Field & Stream Update: Hunting Gray Wolves
THE PREDICTED DECIMATION of the northern Yellowstone elk herd following the reintroduction of gray wolves has proven wrong: Instead of...
THE PREDICTED DECIMATION of the northern Yellowstone elk herd following the reintroduction of gray wolves has proven wrong: Instead of a 1-in-10 loss, the rate has been over half. At last count, 1,246 wolves–at or near the region’s carrying capacity–inhabit the Northern Rockies of Idaho, Montana, and Wyoming. But the U.S. Fish and Wildlife Service won’t certify the wolf as recovered because only Idaho and Montana have presented management plans that classify Canis lupus as trophy big game.

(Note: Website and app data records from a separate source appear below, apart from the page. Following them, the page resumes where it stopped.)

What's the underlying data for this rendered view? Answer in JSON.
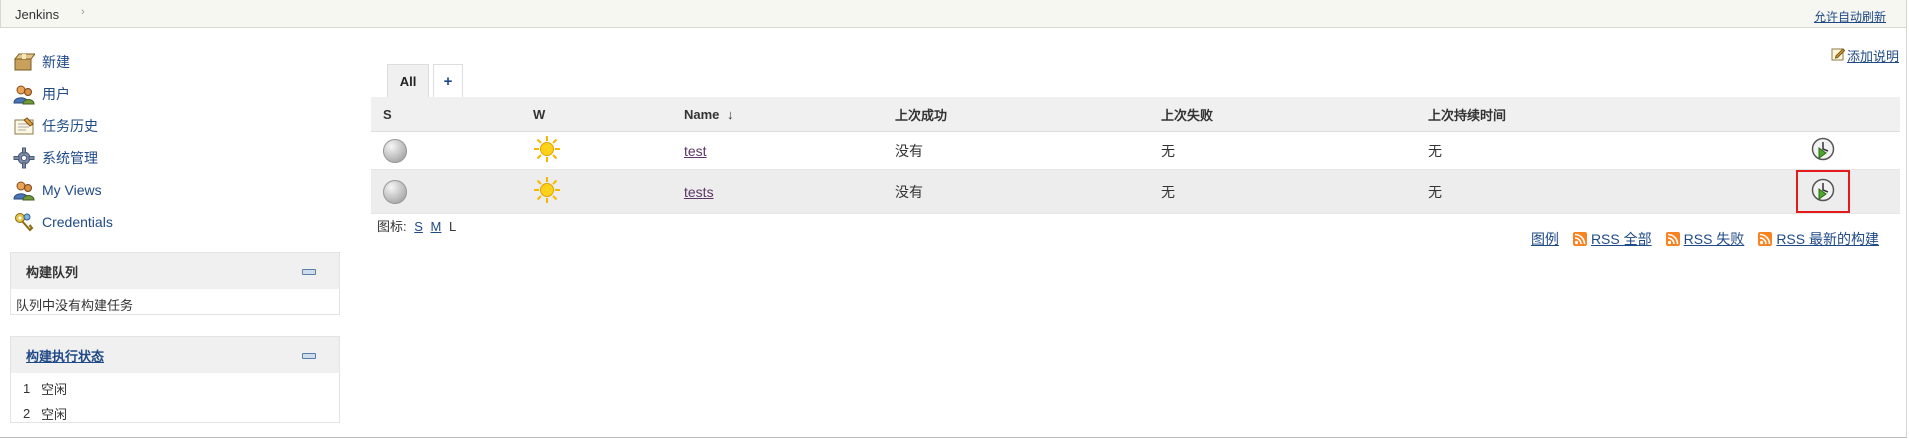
{
  "breadcrumb": {
    "root": "Jenkins",
    "separator": "›",
    "autorefresh": "允许自动刷新"
  },
  "tasks": [
    {
      "label": "新建",
      "icon": "new-item-icon"
    },
    {
      "label": "用户",
      "icon": "people-icon"
    },
    {
      "label": "任务历史",
      "icon": "notepad-icon"
    },
    {
      "label": "系统管理",
      "icon": "gear-icon"
    },
    {
      "label": "My Views",
      "icon": "people-icon"
    },
    {
      "label": "Credentials",
      "icon": "keys-icon"
    }
  ],
  "queue": {
    "title": "构建队列",
    "empty_text": "队列中没有构建任务"
  },
  "executors": {
    "title": "构建执行状态",
    "items": [
      {
        "num": "1",
        "status": "空闲"
      },
      {
        "num": "2",
        "status": "空闲"
      }
    ]
  },
  "main": {
    "add_description": "添加说明",
    "tabs": {
      "all": "All",
      "new": "+"
    },
    "table": {
      "headers": {
        "s": "S",
        "w": "W",
        "name": "Name",
        "sort_arrow": "↓",
        "last_success": "上次成功",
        "last_failure": "上次失败",
        "last_duration": "上次持续时间"
      },
      "rows": [
        {
          "name": "test",
          "last_success": "没有",
          "last_failure": "无",
          "last_duration": "无"
        },
        {
          "name": "tests",
          "last_success": "没有",
          "last_failure": "无",
          "last_duration": "无"
        }
      ]
    },
    "icon_size": {
      "label": "图标:",
      "s": "S",
      "m": "M",
      "l": "L"
    },
    "rss": {
      "legend": "图例",
      "all": "RSS 全部",
      "failed": "RSS 失败",
      "latest": "RSS 最新的构建"
    }
  },
  "colors": {
    "link": "#204a87",
    "visited_link": "#5c3566",
    "highlight": "#e41b1b",
    "rss": "#f78422"
  }
}
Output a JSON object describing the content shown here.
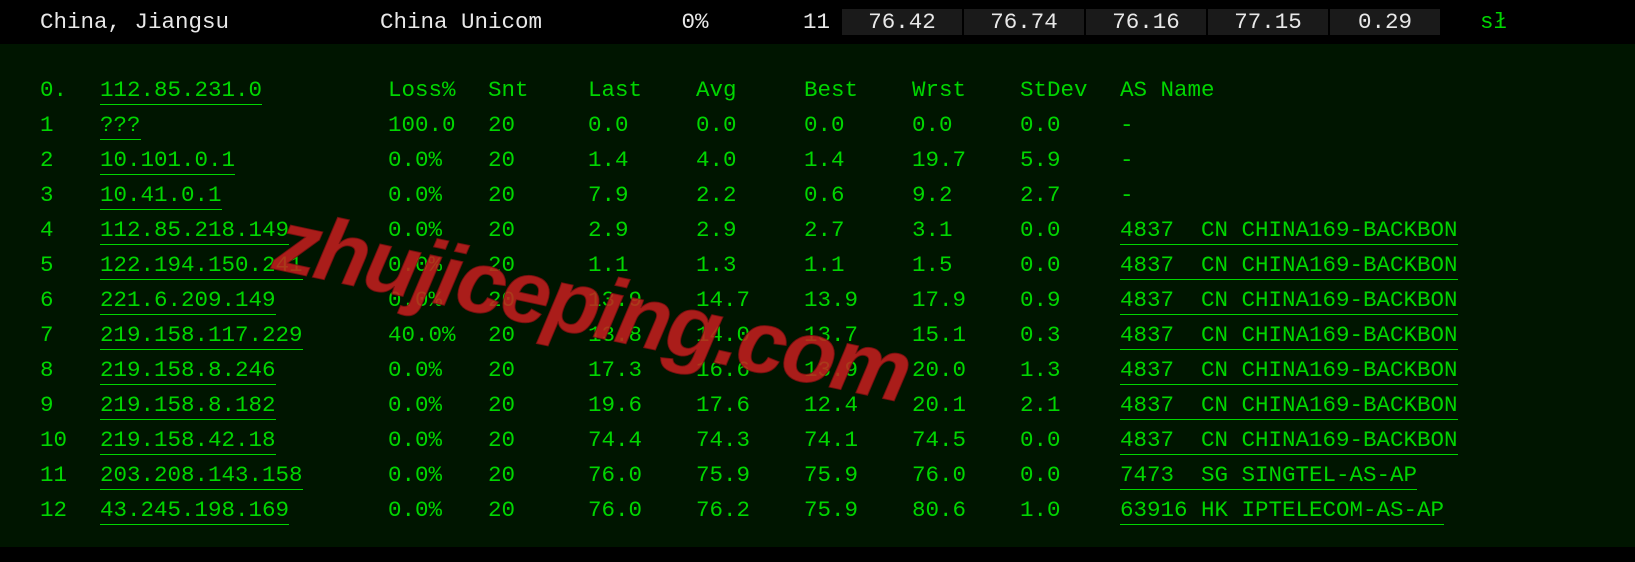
{
  "topbar": {
    "location": "China, Jiangsu",
    "isp": "China Unicom",
    "loss": "0%",
    "snt": "11",
    "last": "76.42",
    "avg": "76.74",
    "best": "76.16",
    "wrst": "77.15",
    "stdev": "0.29",
    "right": "sł"
  },
  "headers": {
    "hop": "0.",
    "ip": "112.85.231.0",
    "loss": "Loss%",
    "snt": "Snt",
    "last": "Last",
    "avg": "Avg",
    "best": "Best",
    "wrst": "Wrst",
    "stdev": "StDev",
    "as": "AS Name"
  },
  "hops": [
    {
      "n": "1",
      "ip": "???",
      "loss": "100.0",
      "snt": "20",
      "last": "0.0",
      "avg": "0.0",
      "best": "0.0",
      "wrst": "0.0",
      "stdev": "0.0",
      "as": "-"
    },
    {
      "n": "2",
      "ip": "10.101.0.1",
      "loss": "0.0%",
      "snt": "20",
      "last": "1.4",
      "avg": "4.0",
      "best": "1.4",
      "wrst": "19.7",
      "stdev": "5.9",
      "as": "-"
    },
    {
      "n": "3",
      "ip": "10.41.0.1",
      "loss": "0.0%",
      "snt": "20",
      "last": "7.9",
      "avg": "2.2",
      "best": "0.6",
      "wrst": "9.2",
      "stdev": "2.7",
      "as": "-"
    },
    {
      "n": "4",
      "ip": "112.85.218.149",
      "loss": "0.0%",
      "snt": "20",
      "last": "2.9",
      "avg": "2.9",
      "best": "2.7",
      "wrst": "3.1",
      "stdev": "0.0",
      "as": "4837  CN CHINA169-BACKBON"
    },
    {
      "n": "5",
      "ip": "122.194.150.241",
      "loss": "0.0%",
      "snt": "20",
      "last": "1.1",
      "avg": "1.3",
      "best": "1.1",
      "wrst": "1.5",
      "stdev": "0.0",
      "as": "4837  CN CHINA169-BACKBON"
    },
    {
      "n": "6",
      "ip": "221.6.209.149",
      "loss": "0.0%",
      "snt": "20",
      "last": "13.9",
      "avg": "14.7",
      "best": "13.9",
      "wrst": "17.9",
      "stdev": "0.9",
      "as": "4837  CN CHINA169-BACKBON"
    },
    {
      "n": "7",
      "ip": "219.158.117.229",
      "loss": "40.0%",
      "snt": "20",
      "last": "13.8",
      "avg": "14.0",
      "best": "13.7",
      "wrst": "15.1",
      "stdev": "0.3",
      "as": "4837  CN CHINA169-BACKBON"
    },
    {
      "n": "8",
      "ip": "219.158.8.246",
      "loss": "0.0%",
      "snt": "20",
      "last": "17.3",
      "avg": "16.6",
      "best": "13.9",
      "wrst": "20.0",
      "stdev": "1.3",
      "as": "4837  CN CHINA169-BACKBON"
    },
    {
      "n": "9",
      "ip": "219.158.8.182",
      "loss": "0.0%",
      "snt": "20",
      "last": "19.6",
      "avg": "17.6",
      "best": "12.4",
      "wrst": "20.1",
      "stdev": "2.1",
      "as": "4837  CN CHINA169-BACKBON"
    },
    {
      "n": "10",
      "ip": "219.158.42.18",
      "loss": "0.0%",
      "snt": "20",
      "last": "74.4",
      "avg": "74.3",
      "best": "74.1",
      "wrst": "74.5",
      "stdev": "0.0",
      "as": "4837  CN CHINA169-BACKBON"
    },
    {
      "n": "11",
      "ip": "203.208.143.158",
      "loss": "0.0%",
      "snt": "20",
      "last": "76.0",
      "avg": "75.9",
      "best": "75.9",
      "wrst": "76.0",
      "stdev": "0.0",
      "as": "7473  SG SINGTEL-AS-AP"
    },
    {
      "n": "12",
      "ip": "43.245.198.169",
      "loss": "0.0%",
      "snt": "20",
      "last": "76.0",
      "avg": "76.2",
      "best": "75.9",
      "wrst": "80.6",
      "stdev": "1.0",
      "as": "63916 HK IPTELECOM-AS-AP"
    }
  ],
  "watermark": "zhujiceping.com"
}
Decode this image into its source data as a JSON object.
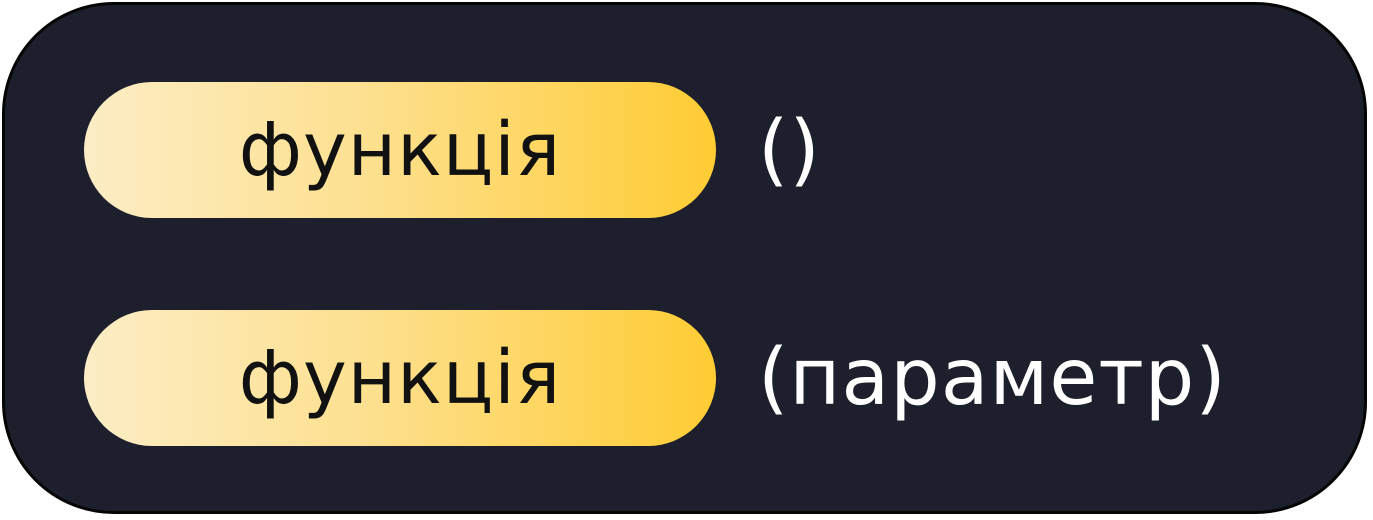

Wyoming insists on regarding wolves as predators (that can be shot without a permit) outside a trophy-game area around Yellowstone–a plan the USFWS has rejected.
There had been little movement toward an agreement until late last year, when the USFWS considered a compromise–if Wyoming were to expand the trophy area outside Yellowstone, the state could classify wolves as predators beyond that zone. Wyoming’s Game and Fish director Terry Cleveland says that elk and wolves in the state are coexisting, listing factors from grizzlies to drought as contributors to the drop in elk numbers. However, he says, “If we don’t get wolves delisted, the elk hunting opportunity is going to drop.”
Area hunters are ambivalent. Some see wolves as a threat to game; others want to hunt them as a trophy species. It’s up to the Wyoming Legislature, meeting early this year, to decide on the issue. Even if an agreement is reached, that leaves the animal rights lawyers to act–and they’re a species that’s never endangered.